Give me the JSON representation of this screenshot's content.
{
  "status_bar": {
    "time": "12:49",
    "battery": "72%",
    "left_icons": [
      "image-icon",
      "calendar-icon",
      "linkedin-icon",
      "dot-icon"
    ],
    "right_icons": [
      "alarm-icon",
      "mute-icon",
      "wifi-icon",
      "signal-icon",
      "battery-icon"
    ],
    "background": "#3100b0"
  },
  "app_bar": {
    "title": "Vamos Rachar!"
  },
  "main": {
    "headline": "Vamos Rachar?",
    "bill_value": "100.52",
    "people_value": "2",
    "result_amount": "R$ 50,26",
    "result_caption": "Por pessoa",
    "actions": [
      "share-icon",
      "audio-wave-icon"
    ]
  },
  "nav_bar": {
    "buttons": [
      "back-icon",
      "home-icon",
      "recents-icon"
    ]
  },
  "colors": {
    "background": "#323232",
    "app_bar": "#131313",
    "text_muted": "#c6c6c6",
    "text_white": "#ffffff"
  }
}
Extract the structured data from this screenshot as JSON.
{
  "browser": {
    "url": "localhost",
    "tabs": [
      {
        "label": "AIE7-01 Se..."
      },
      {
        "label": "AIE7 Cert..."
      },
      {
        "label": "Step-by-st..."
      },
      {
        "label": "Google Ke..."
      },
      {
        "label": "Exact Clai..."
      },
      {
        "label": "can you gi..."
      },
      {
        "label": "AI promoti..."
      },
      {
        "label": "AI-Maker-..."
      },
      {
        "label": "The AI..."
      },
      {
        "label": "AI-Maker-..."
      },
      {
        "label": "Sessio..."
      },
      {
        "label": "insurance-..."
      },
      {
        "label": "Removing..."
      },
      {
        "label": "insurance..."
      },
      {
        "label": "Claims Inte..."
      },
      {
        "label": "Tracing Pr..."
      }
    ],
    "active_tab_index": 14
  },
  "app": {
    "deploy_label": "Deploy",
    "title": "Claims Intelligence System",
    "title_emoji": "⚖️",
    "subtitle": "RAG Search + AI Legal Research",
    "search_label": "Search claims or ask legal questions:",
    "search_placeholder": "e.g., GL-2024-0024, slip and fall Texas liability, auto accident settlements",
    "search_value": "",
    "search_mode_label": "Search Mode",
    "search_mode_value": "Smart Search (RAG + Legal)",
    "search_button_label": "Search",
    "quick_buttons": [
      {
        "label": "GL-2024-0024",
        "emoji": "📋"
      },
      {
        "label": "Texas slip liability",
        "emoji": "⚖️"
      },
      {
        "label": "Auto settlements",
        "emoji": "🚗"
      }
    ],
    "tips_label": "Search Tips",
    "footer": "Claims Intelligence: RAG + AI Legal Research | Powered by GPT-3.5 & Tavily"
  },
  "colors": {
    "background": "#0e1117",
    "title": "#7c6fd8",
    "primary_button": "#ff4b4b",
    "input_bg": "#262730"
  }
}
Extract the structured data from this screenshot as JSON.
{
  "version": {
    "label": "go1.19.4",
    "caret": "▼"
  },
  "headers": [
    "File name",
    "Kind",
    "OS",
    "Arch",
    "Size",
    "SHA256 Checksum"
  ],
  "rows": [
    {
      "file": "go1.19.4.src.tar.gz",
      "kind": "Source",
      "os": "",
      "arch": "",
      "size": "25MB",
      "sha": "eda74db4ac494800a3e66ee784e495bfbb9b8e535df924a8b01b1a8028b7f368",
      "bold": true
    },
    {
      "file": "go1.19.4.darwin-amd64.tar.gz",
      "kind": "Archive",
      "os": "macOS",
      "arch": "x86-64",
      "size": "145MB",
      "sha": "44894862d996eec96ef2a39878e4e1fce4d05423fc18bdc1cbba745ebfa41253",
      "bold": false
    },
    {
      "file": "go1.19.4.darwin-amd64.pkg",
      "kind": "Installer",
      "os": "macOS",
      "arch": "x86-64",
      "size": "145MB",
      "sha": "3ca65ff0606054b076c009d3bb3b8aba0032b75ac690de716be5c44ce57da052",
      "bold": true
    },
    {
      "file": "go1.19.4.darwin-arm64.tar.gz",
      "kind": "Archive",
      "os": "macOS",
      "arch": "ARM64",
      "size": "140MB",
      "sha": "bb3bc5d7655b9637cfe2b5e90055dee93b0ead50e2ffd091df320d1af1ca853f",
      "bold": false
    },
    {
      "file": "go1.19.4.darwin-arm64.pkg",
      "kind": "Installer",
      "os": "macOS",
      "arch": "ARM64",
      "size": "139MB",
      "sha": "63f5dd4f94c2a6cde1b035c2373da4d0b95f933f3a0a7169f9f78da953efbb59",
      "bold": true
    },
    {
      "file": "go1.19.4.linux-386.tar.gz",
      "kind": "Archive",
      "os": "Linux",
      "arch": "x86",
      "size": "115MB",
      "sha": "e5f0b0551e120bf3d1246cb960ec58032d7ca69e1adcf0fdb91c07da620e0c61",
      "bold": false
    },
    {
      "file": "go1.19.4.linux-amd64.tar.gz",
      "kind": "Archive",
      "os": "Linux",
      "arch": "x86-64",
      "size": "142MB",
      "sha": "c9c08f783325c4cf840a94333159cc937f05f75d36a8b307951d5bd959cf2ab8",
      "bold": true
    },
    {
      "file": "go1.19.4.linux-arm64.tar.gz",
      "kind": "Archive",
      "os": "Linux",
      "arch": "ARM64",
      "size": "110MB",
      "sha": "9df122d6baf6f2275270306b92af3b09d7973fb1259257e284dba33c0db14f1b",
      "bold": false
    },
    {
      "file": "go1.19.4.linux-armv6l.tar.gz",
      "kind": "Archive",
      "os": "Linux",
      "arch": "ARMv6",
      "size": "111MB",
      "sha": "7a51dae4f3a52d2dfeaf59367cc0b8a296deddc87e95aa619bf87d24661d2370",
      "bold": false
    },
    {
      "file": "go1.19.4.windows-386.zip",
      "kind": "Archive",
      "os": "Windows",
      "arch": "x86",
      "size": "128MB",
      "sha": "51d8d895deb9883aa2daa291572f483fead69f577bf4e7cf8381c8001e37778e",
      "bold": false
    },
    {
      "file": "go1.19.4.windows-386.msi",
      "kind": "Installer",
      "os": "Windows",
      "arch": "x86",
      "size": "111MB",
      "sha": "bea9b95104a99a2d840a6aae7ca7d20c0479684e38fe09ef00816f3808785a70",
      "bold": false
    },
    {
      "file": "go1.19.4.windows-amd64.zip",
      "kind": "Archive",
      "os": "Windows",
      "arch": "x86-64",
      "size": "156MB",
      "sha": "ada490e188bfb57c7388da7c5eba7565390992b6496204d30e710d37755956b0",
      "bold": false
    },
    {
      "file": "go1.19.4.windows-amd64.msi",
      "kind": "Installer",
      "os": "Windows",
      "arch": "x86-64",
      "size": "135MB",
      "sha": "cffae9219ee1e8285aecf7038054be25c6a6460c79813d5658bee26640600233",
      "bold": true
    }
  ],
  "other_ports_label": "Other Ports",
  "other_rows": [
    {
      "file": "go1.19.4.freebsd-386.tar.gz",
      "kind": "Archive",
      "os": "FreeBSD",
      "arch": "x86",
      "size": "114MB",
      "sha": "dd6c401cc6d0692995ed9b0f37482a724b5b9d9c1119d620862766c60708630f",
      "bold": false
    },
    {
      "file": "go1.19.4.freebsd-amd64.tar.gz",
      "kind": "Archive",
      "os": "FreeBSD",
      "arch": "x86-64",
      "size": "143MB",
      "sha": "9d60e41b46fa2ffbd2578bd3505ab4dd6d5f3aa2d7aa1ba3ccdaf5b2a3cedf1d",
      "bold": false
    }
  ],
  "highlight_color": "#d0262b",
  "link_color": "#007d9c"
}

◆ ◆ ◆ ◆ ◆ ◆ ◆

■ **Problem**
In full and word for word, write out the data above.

■ **Solution to this exercise**
Give me the JSON representation of this screenshot's content.
{
  "status_bar": {
    "time": "12:49",
    "battery": "72%",
    "left_icons": [
      "image-icon",
      "calendar-icon",
      "linkedin-icon",
      "dot-icon"
    ],
    "right_icons": [
      "alarm-icon",
      "mute-icon",
      "wifi-icon",
      "signal-icon",
      "battery-icon"
    ],
    "background": "#3100b0"
  },
  "app_bar": {
    "title": "Vamos Rachar!"
  },
  "main": {
    "headline": "Vamos Rachar?",
    "bill_value": "100.52",
    "people_value": "2",
    "result_amount": "R$ 50,26",
    "result_caption": "Por pessoa",
    "actions": [
      "share-icon",
      "audio-wave-icon"
    ]
  },
  "nav_bar": {
    "buttons": [
      "back-icon",
      "home-icon",
      "recents-icon"
    ]
  },
  "colors": {
    "background": "#323232",
    "app_bar": "#131313",
    "text_muted": "#c6c6c6",
    "text_white": "#ffffff"
  }
}
Extract the structured data from this screenshot as JSON.
{
  "browser": {
    "url": "localhost",
    "tabs": [
      {
        "label": "AIE7-01 Se..."
      },
      {
        "label": "AIE7 Cert..."
      },
      {
        "label": "Step-by-st..."
      },
      {
        "label": "Google Ke..."
      },
      {
        "label": "Exact Clai..."
      },
      {
        "label": "can you gi..."
      },
      {
        "label": "AI promoti..."
      },
      {
        "label": "AI-Maker-..."
      },
      {
        "label": "The AI..."
      },
      {
        "label": "AI-Maker-..."
      },
      {
        "label": "Sessio..."
      },
      {
        "label": "insurance-..."
      },
      {
        "label": "Removing..."
      },
      {
        "label": "insurance..."
      },
      {
        "label": "Claims Inte..."
      },
      {
        "label": "Tracing Pr..."
      }
    ],
    "active_tab_index": 14
  },
  "app": {
    "deploy_label": "Deploy",
    "title": "Claims Intelligence System",
    "title_emoji": "⚖️",
    "subtitle": "RAG Search + AI Legal Research",
    "search_label": "Search claims or ask legal questions:",
    "search_placeholder": "e.g., GL-2024-0024, slip and fall Texas liability, auto accident settlements",
    "search_value": "",
    "search_mode_label": "Search Mode",
    "search_mode_value": "Smart Search (RAG + Legal)",
    "search_button_label": "Search",
    "quick_buttons": [
      {
        "label": "GL-2024-0024",
        "emoji": "📋"
      },
      {
        "label": "Texas slip liability",
        "emoji": "⚖️"
      },
      {
        "label": "Auto settlements",
        "emoji": "🚗"
      }
    ],
    "tips_label": "Search Tips",
    "footer": "Claims Intelligence: RAG + AI Legal Research | Powered by GPT-3.5 & Tavily"
  },
  "colors": {
    "background": "#0e1117",
    "title": "#7c6fd8",
    "primary_button": "#ff4b4b",
    "input_bg": "#262730"
  }
}
Extract the structured data from this screenshot as JSON.
{
  "version": {
    "label": "go1.19.4",
    "caret": "▼"
  },
  "headers": [
    "File name",
    "Kind",
    "OS",
    "Arch",
    "Size",
    "SHA256 Checksum"
  ],
  "rows": [
    {
      "file": "go1.19.4.src.tar.gz",
      "kind": "Source",
      "os": "",
      "arch": "",
      "size": "25MB",
      "sha": "eda74db4ac494800a3e66ee784e495bfbb9b8e535df924a8b01b1a8028b7f368",
      "bold": true
    },
    {
      "file": "go1.19.4.darwin-amd64.tar.gz",
      "kind": "Archive",
      "os": "macOS",
      "arch": "x86-64",
      "size": "145MB",
      "sha": "44894862d996eec96ef2a39878e4e1fce4d05423fc18bdc1cbba745ebfa41253",
      "bold": false
    },
    {
      "file": "go1.19.4.darwin-amd64.pkg",
      "kind": "Installer",
      "os": "macOS",
      "arch": "x86-64",
      "size": "145MB",
      "sha": "3ca65ff0606054b076c009d3bb3b8aba0032b75ac690de716be5c44ce57da052",
      "bold": true
    },
    {
      "file": "go1.19.4.darwin-arm64.tar.gz",
      "kind": "Archive",
      "os": "macOS",
      "arch": "ARM64",
      "size": "140MB",
      "sha": "bb3bc5d7655b9637cfe2b5e90055dee93b0ead50e2ffd091df320d1af1ca853f",
      "bold": false
    },
    {
      "file": "go1.19.4.darwin-arm64.pkg",
      "kind": "Installer",
      "os": "macOS",
      "arch": "ARM64",
      "size": "139MB",
      "sha": "63f5dd4f94c2a6cde1b035c2373da4d0b95f933f3a0a7169f9f78da953efbb59",
      "bold": true
    },
    {
      "file": "go1.19.4.linux-386.tar.gz",
      "kind": "Archive",
      "os": "Linux",
      "arch": "x86",
      "size": "115MB",
      "sha": "e5f0b0551e120bf3d1246cb960ec58032d7ca69e1adcf0fdb91c07da620e0c61",
      "bold": false
    },
    {
      "file": "go1.19.4.linux-amd64.tar.gz",
      "kind": "Archive",
      "os": "Linux",
      "arch": "x86-64",
      "size": "142MB",
      "sha": "c9c08f783325c4cf840a94333159cc937f05f75d36a8b307951d5bd959cf2ab8",
      "bold": true
    },
    {
      "file": "go1.19.4.linux-arm64.tar.gz",
      "kind": "Archive",
      "os": "Linux",
      "arch": "ARM64",
      "size": "110MB",
      "sha": "9df122d6baf6f2275270306b92af3b09d7973fb1259257e284dba33c0db14f1b",
      "bold": false
    },
    {
      "file": "go1.19.4.linux-armv6l.tar.gz",
      "kind": "Archive",
      "os": "Linux",
      "arch": "ARMv6",
      "size": "111MB",
      "sha": "7a51dae4f3a52d2dfeaf59367cc0b8a296deddc87e95aa619bf87d24661d2370",
      "bold": false
    },
    {
      "file": "go1.19.4.windows-386.zip",
      "kind": "Archive",
      "os": "Windows",
      "arch": "x86",
      "size": "128MB",
      "sha": "51d8d895deb9883aa2daa291572f483fead69f577bf4e7cf8381c8001e37778e",
      "bold": false
    },
    {
      "file": "go1.19.4.windows-386.msi",
      "kind": "Installer",
      "os": "Windows",
      "arch": "x86",
      "size": "111MB",
      "sha": "bea9b95104a99a2d840a6aae7ca7d20c0479684e38fe09ef00816f3808785a70",
      "bold": false
    },
    {
      "file": "go1.19.4.windows-amd64.zip",
      "kind": "Archive",
      "os": "Windows",
      "arch": "x86-64",
      "size": "156MB",
      "sha": "ada490e188bfb57c7388da7c5eba7565390992b6496204d30e710d37755956b0",
      "bold": false
    },
    {
      "file": "go1.19.4.windows-amd64.msi",
      "kind": "Installer",
      "os": "Windows",
      "arch": "x86-64",
      "size": "135MB",
      "sha": "cffae9219ee1e8285aecf7038054be25c6a6460c79813d5658bee26640600233",
      "bold": true
    }
  ],
  "other_ports_label": "Other Ports",
  "other_rows": [
    {
      "file": "go1.19.4.freebsd-386.tar.gz",
      "kind": "Archive",
      "os": "FreeBSD",
      "arch": "x86",
      "size": "114MB",
      "sha": "dd6c401cc6d0692995ed9b0f37482a724b5b9d9c1119d620862766c60708630f",
      "bold": false
    },
    {
      "file": "go1.19.4.freebsd-amd64.tar.gz",
      "kind": "Archive",
      "os": "FreeBSD",
      "arch": "x86-64",
      "size": "143MB",
      "sha": "9d60e41b46fa2ffbd2578bd3505ab4dd6d5f3aa2d7aa1ba3ccdaf5b2a3cedf1d",
      "bold": false
    }
  ],
  "highlight_color": "#d0262b",
  "link_color": "#007d9c"
}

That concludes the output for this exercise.